The U.S. Department of Agriculture is set to issue an update on global grain supplies and demand in a monthly report on Thursday.
Lower yields in Russia’s winter wheat crop, drought damage to North American spring wheat and heavy rain during the European Union harvest have raised uncertainty about availability of export supplies.
The USDA will likely “make major changes to its global wheat production estimate” to reflect a tightening of major exporters’ stocks, said Arlan Suderman, chief commodities economist for broker StoneX, in a note.
Traders on Thursday will also focus on changes to USDA’s monthly estimates for U.S. corn and soybean yields amid concerns about unfavorable dryness in certain growing areas.
The most-active CBOT wheat contract ended flat at $7.27 a bushel, following its 2.2% gain on Tuesday. CBOT soybeans rose 3-1/4 cents to $13.40 a bushel, and corn ended up 6 cents at $5.59-1/4.

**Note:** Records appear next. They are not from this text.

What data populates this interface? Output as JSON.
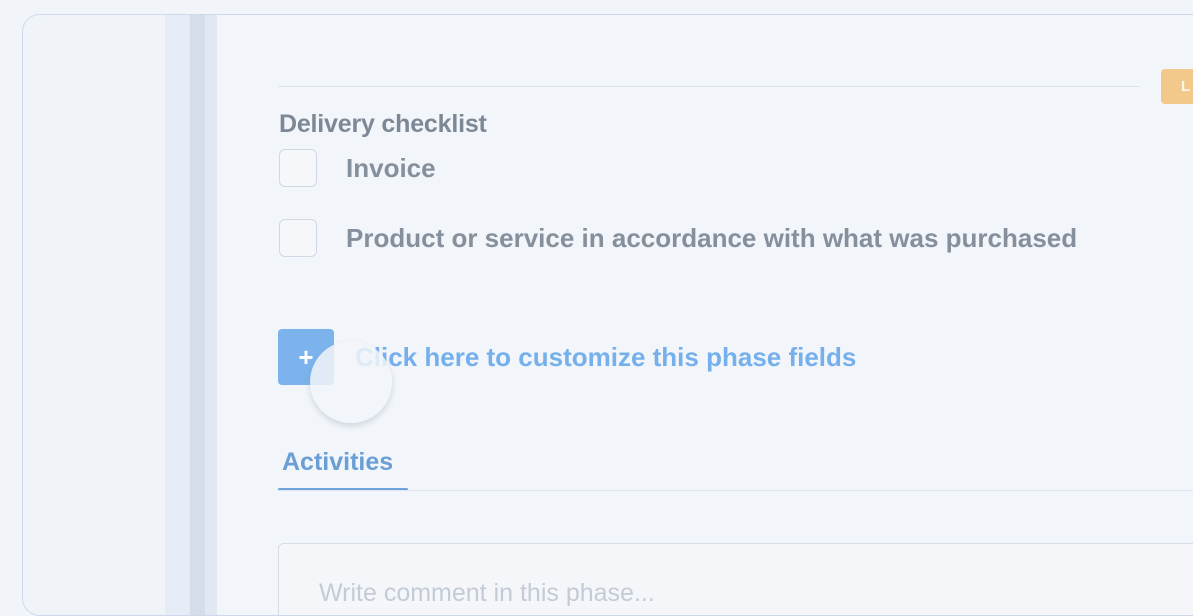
{
  "phase_tag": {
    "label": "L",
    "color": "#f2c98a"
  },
  "checklist": {
    "title": "Delivery checklist",
    "items": [
      {
        "label": "Invoice",
        "checked": false
      },
      {
        "label": "Product or service in accordance with what was purchased",
        "checked": false
      }
    ]
  },
  "customize": {
    "icon": "plus-icon",
    "icon_glyph": "+",
    "label": "Click here to customize this phase fields",
    "accent": "#7cb3ec"
  },
  "tabs": [
    {
      "label": "Activities",
      "active": true
    }
  ],
  "comment": {
    "placeholder": "Write comment in this phase..."
  }
}
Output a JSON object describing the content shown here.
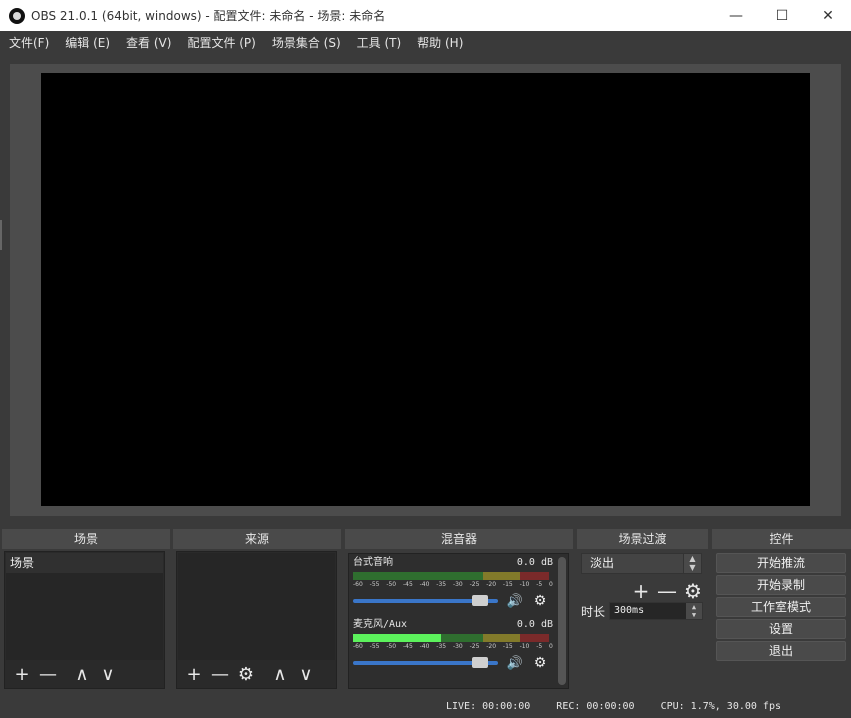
{
  "window": {
    "title": "OBS 21.0.1 (64bit, windows) - 配置文件: 未命名 - 场景: 未命名",
    "minimize": "—",
    "maximize": "☐",
    "close": "✕"
  },
  "menu": [
    "文件(F)",
    "编辑 (E)",
    "查看 (V)",
    "配置文件 (P)",
    "场景集合 (S)",
    "工具 (T)",
    "帮助 (H)"
  ],
  "docks": {
    "scenes": {
      "title": "场景",
      "items": [
        "场景"
      ]
    },
    "sources": {
      "title": "来源",
      "items": []
    },
    "mixer": {
      "title": "混音器",
      "tracks": [
        {
          "name": "台式音响",
          "db": "0.0 dB",
          "level_fraction": 0.0,
          "volume_fraction": 0.92
        },
        {
          "name": "麦克风/Aux",
          "db": "0.0 dB",
          "level_fraction": 0.45,
          "volume_fraction": 0.92
        }
      ],
      "scale": [
        "-60",
        "-55",
        "-50",
        "-45",
        "-40",
        "-35",
        "-30",
        "-25",
        "-20",
        "-15",
        "-10",
        "-5",
        "0"
      ]
    },
    "transitions": {
      "title": "场景过渡",
      "selected": "淡出",
      "duration_label": "时长",
      "duration_value": "300ms"
    },
    "controls": {
      "title": "控件",
      "buttons": [
        "开始推流",
        "开始录制",
        "工作室模式",
        "设置",
        "退出"
      ]
    }
  },
  "status": {
    "live": "LIVE: 00:00:00",
    "rec": "REC: 00:00:00",
    "cpu": "CPU: 1.7%, 30.00 fps"
  },
  "icons": {
    "plus": "+",
    "minus": "—",
    "up": "∧",
    "down": "∨",
    "gear": "⚙",
    "volume": "🔊"
  }
}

Soybean futures rose for a second session on signs of accelerating export demand and spillover support from a jump in Malaysian palm oil futures, another key global oilseed market, analysts said.
The USDA, in a daily reporting system, said exporters sold 132,000 tonnes of U.S. soybeans for delivery to China during the 2021/2022 marketing year. It was the second consecutive day the agency confirmed U.S. soy sales to China, the world’s biggest importer of the oilseed. [nFWN2PI1K9 (Reporting by Tom Polansek in Chicago. Gus Trompiz in Paris and Naveen Thukral in Singapore. Editing by Amy Caren Daniel, Mark Potter and Diane Craft)